Tommy Ramone

ramonesTommy Ramone (Thomas Erdilyi) was born 29th January 1952. The Ramones were one of the worlds most influential Punk Rock Band, Formed in the New York City neighborhood of Forest Hills, Queens, in 1974, they are often cited as the first punk rock group, and despite achieving only limited commercial success, the band had a profound influence on the punk rock movement both in the United States and the United Kingdom. All of the band members adopted pseudonyms ending with the surname “Ramone”, though none of them were related. They performed 2,263 concerts, touring virtually nonstop for 22 years.

In 1996, after a tour with the Lollapalooza music festival, the band played a farewell concert “Adios Amigos” and disbanded. Sadly Little more than eight years after the breakup, the band’s three founding members—lead singer Joey Ramone, guitarist Johnny Ramone, had died while bassist Dee Dee Ramone sadly passed away in 2002.

ADIOS AMIGOS 1997 http://youtu.be/KrBtsK9t7Eg

The only record with enough U.S. sales to be certified gold was the compilation album Ramones Mania. However, recognition of the band’s importance built over the years, and they are now cited in many assessments of all-time great rock music, such as the Rolling Stone list of the 50 Greatest Artists of All Time and VH1′s 100 Greatest Artists of Hard Rock. In 2002, the Ramones were ranked the second-greatest band of all time by Spin magazine, trailing only The Beatles. On March 18, 2002, the Ramones—including the three founders and drummers Tommy and Marky Ramone—were inducted into the Rock and Roll Hall of Fame. In 2011, the group was awarded a Grammy Lifetime Achievement Award.

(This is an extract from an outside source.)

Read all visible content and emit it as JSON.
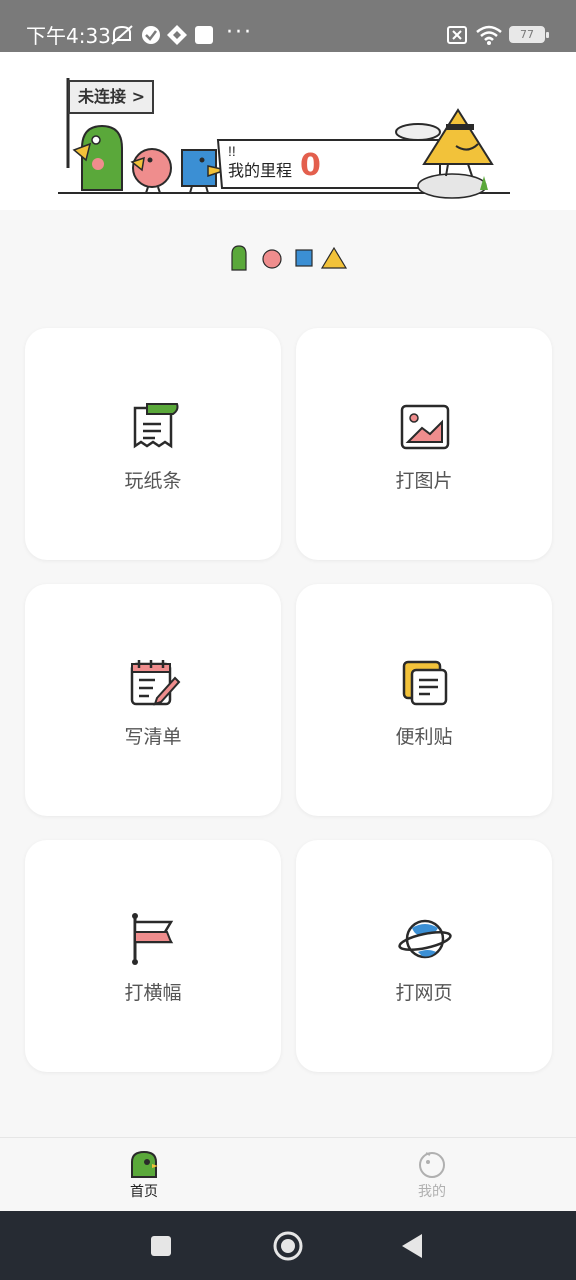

The Robots of Death

RobotsdeathThe first exciting episode of the classic Doctor Who story The Robots of Death was broadcast on 29 January 1977. It sees The Doctor (Tom Baker) and Leela (Louise Jameson) arrive on an inhospitable and Barren planet where, a huge sandminer vehicle, Storm Mine 4, is slowly scraping the surface in search of precious minerals. The sandminer is manned by a crew of nine humans led by Commander Uvanov, Dask and Poul who work alongside numerous robots – black ‘Dums’ that cannot speak, pale green ‘Vocs’, and a silver ‘Super Voc’ which controls all the ‘Dums’ and ‘Vocs’ who perform all the hazardous tasks.

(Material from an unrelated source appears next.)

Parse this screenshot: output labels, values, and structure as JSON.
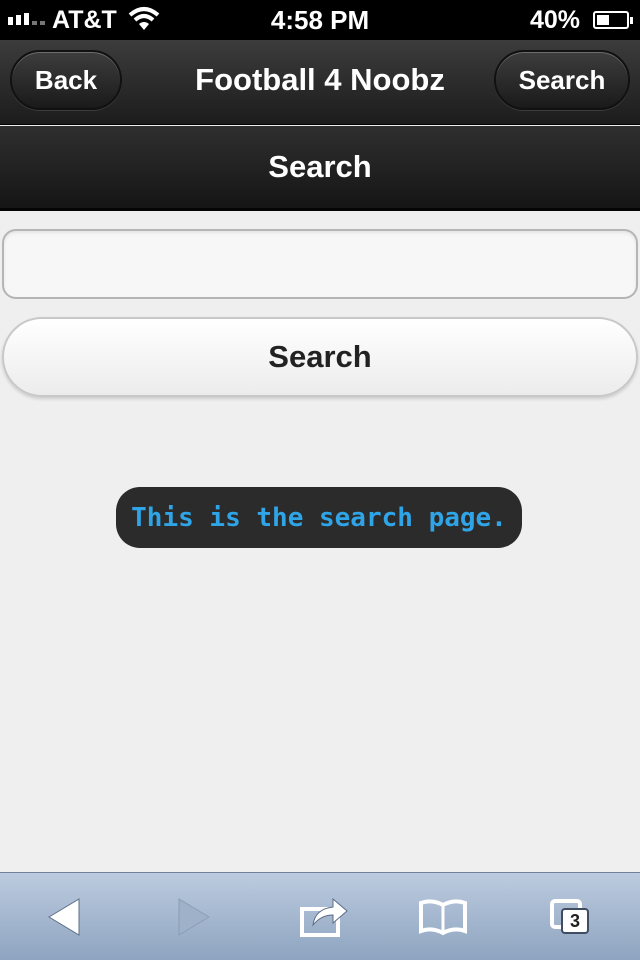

However The peace is shattered when one of the crew members is found dead. Tension mounts and Accusations fly as the two new arrivals are suspected of murder and incarcerated. However the Doctor has a completely different theory and suspects something else may be happening. Then the Mineralogist is found dead, and the Driver of the Sandminer is also found strangled. Then the controls of the Sandminer are sabotaged and it starts running out of control endangering everyone onboard.

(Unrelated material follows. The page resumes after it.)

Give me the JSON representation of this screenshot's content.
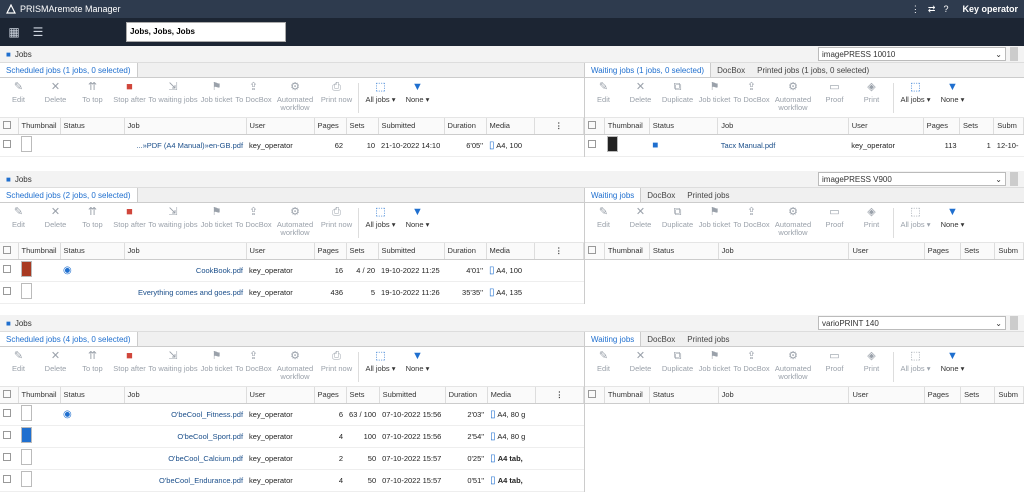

The Doctor eventually convinces The crew that he is not responsible for the murders, and they ask Him for help, so he suggests that the robots are responsible and that somebody may be reprogramming the Robots to clobber people. However the disbelieving crew reject the idea citing Asimov’s first Law of Robotics which states that “No robot shall kill a human being”. So the Doctor suggests they may be malfunctioning and agrees to help before more rogue robots start running amok clobbering people. He then discovers that One of the robots, D84. and Poul are in fact undercover agents for the mining company, who were placed on board the miner as a precaution after learning of threats of a robot revolution by a Mad scientist called Taren Capel. Capel was raised by robots and dislikes the way Robots are treated as slaves so he decides to end Robot servitude and maltreatment at the hands of human beings and free them, so they can rule the world.